WHAT YOU ARE ASKED TO DO
Retype all the records with nothing changed.

*** DATA SHOWN ***

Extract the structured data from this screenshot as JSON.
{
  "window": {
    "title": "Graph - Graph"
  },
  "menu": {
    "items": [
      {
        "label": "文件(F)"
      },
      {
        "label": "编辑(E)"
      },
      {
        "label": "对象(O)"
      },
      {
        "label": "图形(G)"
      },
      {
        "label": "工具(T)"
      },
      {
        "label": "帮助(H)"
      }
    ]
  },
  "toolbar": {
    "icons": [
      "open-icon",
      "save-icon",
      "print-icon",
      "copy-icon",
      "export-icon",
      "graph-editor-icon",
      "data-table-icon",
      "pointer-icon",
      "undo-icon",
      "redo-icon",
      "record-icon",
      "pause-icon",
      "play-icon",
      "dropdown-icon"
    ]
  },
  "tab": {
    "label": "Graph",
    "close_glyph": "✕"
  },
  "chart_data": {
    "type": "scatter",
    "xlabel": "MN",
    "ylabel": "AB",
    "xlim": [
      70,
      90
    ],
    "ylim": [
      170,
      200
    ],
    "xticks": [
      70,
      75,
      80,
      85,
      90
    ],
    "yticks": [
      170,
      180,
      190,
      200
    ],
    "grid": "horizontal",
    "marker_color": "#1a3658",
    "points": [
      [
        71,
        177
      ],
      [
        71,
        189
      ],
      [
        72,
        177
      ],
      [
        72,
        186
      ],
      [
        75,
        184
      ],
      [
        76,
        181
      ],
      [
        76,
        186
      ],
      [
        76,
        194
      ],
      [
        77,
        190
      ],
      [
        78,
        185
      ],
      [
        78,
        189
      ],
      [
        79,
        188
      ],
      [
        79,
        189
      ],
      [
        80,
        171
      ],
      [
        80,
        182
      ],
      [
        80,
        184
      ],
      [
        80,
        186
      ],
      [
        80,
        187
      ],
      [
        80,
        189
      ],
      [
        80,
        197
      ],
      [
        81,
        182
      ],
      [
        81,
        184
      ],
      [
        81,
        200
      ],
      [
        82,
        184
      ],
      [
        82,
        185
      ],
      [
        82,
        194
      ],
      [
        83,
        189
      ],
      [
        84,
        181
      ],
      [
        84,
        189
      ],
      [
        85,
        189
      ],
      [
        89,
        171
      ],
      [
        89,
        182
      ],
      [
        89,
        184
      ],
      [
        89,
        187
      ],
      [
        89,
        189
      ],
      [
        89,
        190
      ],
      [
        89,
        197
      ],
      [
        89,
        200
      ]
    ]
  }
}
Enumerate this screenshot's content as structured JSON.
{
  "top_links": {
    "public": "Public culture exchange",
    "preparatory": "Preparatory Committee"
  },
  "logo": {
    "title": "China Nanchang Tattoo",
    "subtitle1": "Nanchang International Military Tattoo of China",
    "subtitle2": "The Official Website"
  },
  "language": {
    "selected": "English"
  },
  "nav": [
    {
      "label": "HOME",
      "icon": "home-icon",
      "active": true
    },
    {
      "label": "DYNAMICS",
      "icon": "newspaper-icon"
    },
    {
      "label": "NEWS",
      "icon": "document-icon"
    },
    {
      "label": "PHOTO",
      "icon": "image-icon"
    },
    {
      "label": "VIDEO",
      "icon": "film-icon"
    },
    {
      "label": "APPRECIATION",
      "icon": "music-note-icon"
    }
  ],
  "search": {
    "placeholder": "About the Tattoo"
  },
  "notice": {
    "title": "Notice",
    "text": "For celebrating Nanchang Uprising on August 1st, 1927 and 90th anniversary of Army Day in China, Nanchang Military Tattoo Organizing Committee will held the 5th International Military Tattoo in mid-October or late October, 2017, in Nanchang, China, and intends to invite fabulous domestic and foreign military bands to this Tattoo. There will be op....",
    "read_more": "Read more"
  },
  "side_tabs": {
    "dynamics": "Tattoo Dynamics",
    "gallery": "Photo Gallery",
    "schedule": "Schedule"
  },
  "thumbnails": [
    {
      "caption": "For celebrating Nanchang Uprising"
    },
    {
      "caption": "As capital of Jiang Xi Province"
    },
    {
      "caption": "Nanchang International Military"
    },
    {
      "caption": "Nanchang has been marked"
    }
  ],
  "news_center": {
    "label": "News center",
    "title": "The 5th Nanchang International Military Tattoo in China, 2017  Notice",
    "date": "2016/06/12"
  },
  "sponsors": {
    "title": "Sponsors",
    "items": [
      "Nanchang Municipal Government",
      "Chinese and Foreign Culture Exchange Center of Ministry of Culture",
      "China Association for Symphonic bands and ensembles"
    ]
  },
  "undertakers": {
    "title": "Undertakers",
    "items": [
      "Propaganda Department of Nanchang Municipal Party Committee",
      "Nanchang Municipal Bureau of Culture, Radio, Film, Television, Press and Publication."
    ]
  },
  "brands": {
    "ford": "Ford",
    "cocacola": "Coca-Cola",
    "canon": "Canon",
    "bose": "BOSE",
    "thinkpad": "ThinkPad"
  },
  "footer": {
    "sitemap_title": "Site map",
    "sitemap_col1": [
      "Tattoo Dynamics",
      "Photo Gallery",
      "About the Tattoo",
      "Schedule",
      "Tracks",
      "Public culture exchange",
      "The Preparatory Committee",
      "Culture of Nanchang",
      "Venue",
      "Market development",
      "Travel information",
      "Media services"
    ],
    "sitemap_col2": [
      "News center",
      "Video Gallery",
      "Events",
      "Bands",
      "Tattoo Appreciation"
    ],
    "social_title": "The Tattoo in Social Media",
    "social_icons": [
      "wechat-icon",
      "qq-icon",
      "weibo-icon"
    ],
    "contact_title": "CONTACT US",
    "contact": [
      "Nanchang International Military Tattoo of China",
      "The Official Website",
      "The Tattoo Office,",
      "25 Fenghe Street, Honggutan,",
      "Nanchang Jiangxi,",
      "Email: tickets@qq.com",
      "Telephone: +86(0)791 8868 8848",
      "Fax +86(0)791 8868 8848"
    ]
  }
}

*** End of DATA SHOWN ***

PROBLEM SOLUTION
Extract the structured data from this screenshot as JSON.
{
  "window": {
    "title": "Graph - Graph"
  },
  "menu": {
    "items": [
      {
        "label": "文件(F)"
      },
      {
        "label": "编辑(E)"
      },
      {
        "label": "对象(O)"
      },
      {
        "label": "图形(G)"
      },
      {
        "label": "工具(T)"
      },
      {
        "label": "帮助(H)"
      }
    ]
  },
  "toolbar": {
    "icons": [
      "open-icon",
      "save-icon",
      "print-icon",
      "copy-icon",
      "export-icon",
      "graph-editor-icon",
      "data-table-icon",
      "pointer-icon",
      "undo-icon",
      "redo-icon",
      "record-icon",
      "pause-icon",
      "play-icon",
      "dropdown-icon"
    ]
  },
  "tab": {
    "label": "Graph",
    "close_glyph": "✕"
  },
  "chart_data": {
    "type": "scatter",
    "xlabel": "MN",
    "ylabel": "AB",
    "xlim": [
      70,
      90
    ],
    "ylim": [
      170,
      200
    ],
    "xticks": [
      70,
      75,
      80,
      85,
      90
    ],
    "yticks": [
      170,
      180,
      190,
      200
    ],
    "grid": "horizontal",
    "marker_color": "#1a3658",
    "points": [
      [
        71,
        177
      ],
      [
        71,
        189
      ],
      [
        72,
        177
      ],
      [
        72,
        186
      ],
      [
        75,
        184
      ],
      [
        76,
        181
      ],
      [
        76,
        186
      ],
      [
        76,
        194
      ],
      [
        77,
        190
      ],
      [
        78,
        185
      ],
      [
        78,
        189
      ],
      [
        79,
        188
      ],
      [
        79,
        189
      ],
      [
        80,
        171
      ],
      [
        80,
        182
      ],
      [
        80,
        184
      ],
      [
        80,
        186
      ],
      [
        80,
        187
      ],
      [
        80,
        189
      ],
      [
        80,
        197
      ],
      [
        81,
        182
      ],
      [
        81,
        184
      ],
      [
        81,
        200
      ],
      [
        82,
        184
      ],
      [
        82,
        185
      ],
      [
        82,
        194
      ],
      [
        83,
        189
      ],
      [
        84,
        181
      ],
      [
        84,
        189
      ],
      [
        85,
        189
      ],
      [
        89,
        171
      ],
      [
        89,
        182
      ],
      [
        89,
        184
      ],
      [
        89,
        187
      ],
      [
        89,
        189
      ],
      [
        89,
        190
      ],
      [
        89,
        197
      ],
      [
        89,
        200
      ]
    ]
  }
}
Enumerate this screenshot's content as structured JSON.
{
  "top_links": {
    "public": "Public culture exchange",
    "preparatory": "Preparatory Committee"
  },
  "logo": {
    "title": "China Nanchang Tattoo",
    "subtitle1": "Nanchang International Military Tattoo of China",
    "subtitle2": "The Official Website"
  },
  "language": {
    "selected": "English"
  },
  "nav": [
    {
      "label": "HOME",
      "icon": "home-icon",
      "active": true
    },
    {
      "label": "DYNAMICS",
      "icon": "newspaper-icon"
    },
    {
      "label": "NEWS",
      "icon": "document-icon"
    },
    {
      "label": "PHOTO",
      "icon": "image-icon"
    },
    {
      "label": "VIDEO",
      "icon": "film-icon"
    },
    {
      "label": "APPRECIATION",
      "icon": "music-note-icon"
    }
  ],
  "search": {
    "placeholder": "About the Tattoo"
  },
  "notice": {
    "title": "Notice",
    "text": "For celebrating Nanchang Uprising on August 1st, 1927 and 90th anniversary of Army Day in China, Nanchang Military Tattoo Organizing Committee will held the 5th International Military Tattoo in mid-October or late October, 2017, in Nanchang, China, and intends to invite fabulous domestic and foreign military bands to this Tattoo. There will be op....",
    "read_more": "Read more"
  },
  "side_tabs": {
    "dynamics": "Tattoo Dynamics",
    "gallery": "Photo Gallery",
    "schedule": "Schedule"
  },
  "thumbnails": [
    {
      "caption": "For celebrating Nanchang Uprising"
    },
    {
      "caption": "As capital of Jiang Xi Province"
    },
    {
      "caption": "Nanchang International Military"
    },
    {
      "caption": "Nanchang has been marked"
    }
  ],
  "news_center": {
    "label": "News center",
    "title": "The 5th Nanchang International Military Tattoo in China, 2017  Notice",
    "date": "2016/06/12"
  },
  "sponsors": {
    "title": "Sponsors",
    "items": [
      "Nanchang Municipal Government",
      "Chinese and Foreign Culture Exchange Center of Ministry of Culture",
      "China Association for Symphonic bands and ensembles"
    ]
  },
  "undertakers": {
    "title": "Undertakers",
    "items": [
      "Propaganda Department of Nanchang Municipal Party Committee",
      "Nanchang Municipal Bureau of Culture, Radio, Film, Television, Press and Publication."
    ]
  },
  "brands": {
    "ford": "Ford",
    "cocacola": "Coca-Cola",
    "canon": "Canon",
    "bose": "BOSE",
    "thinkpad": "ThinkPad"
  },
  "footer": {
    "sitemap_title": "Site map",
    "sitemap_col1": [
      "Tattoo Dynamics",
      "Photo Gallery",
      "About the Tattoo",
      "Schedule",
      "Tracks",
      "Public culture exchange",
      "The Preparatory Committee",
      "Culture of Nanchang",
      "Venue",
      "Market development",
      "Travel information",
      "Media services"
    ],
    "sitemap_col2": [
      "News center",
      "Video Gallery",
      "Events",
      "Bands",
      "Tattoo Appreciation"
    ],
    "social_title": "The Tattoo in Social Media",
    "social_icons": [
      "wechat-icon",
      "qq-icon",
      "weibo-icon"
    ],
    "contact_title": "CONTACT US",
    "contact": [
      "Nanchang International Military Tattoo of China",
      "The Official Website",
      "The Tattoo Office,",
      "25 Fenghe Street, Honggutan,",
      "Nanchang Jiangxi,",
      "Email: tickets@qq.com",
      "Telephone: +86(0)791 8868 8848",
      "Fax +86(0)791 8868 8848"
    ]
  }
}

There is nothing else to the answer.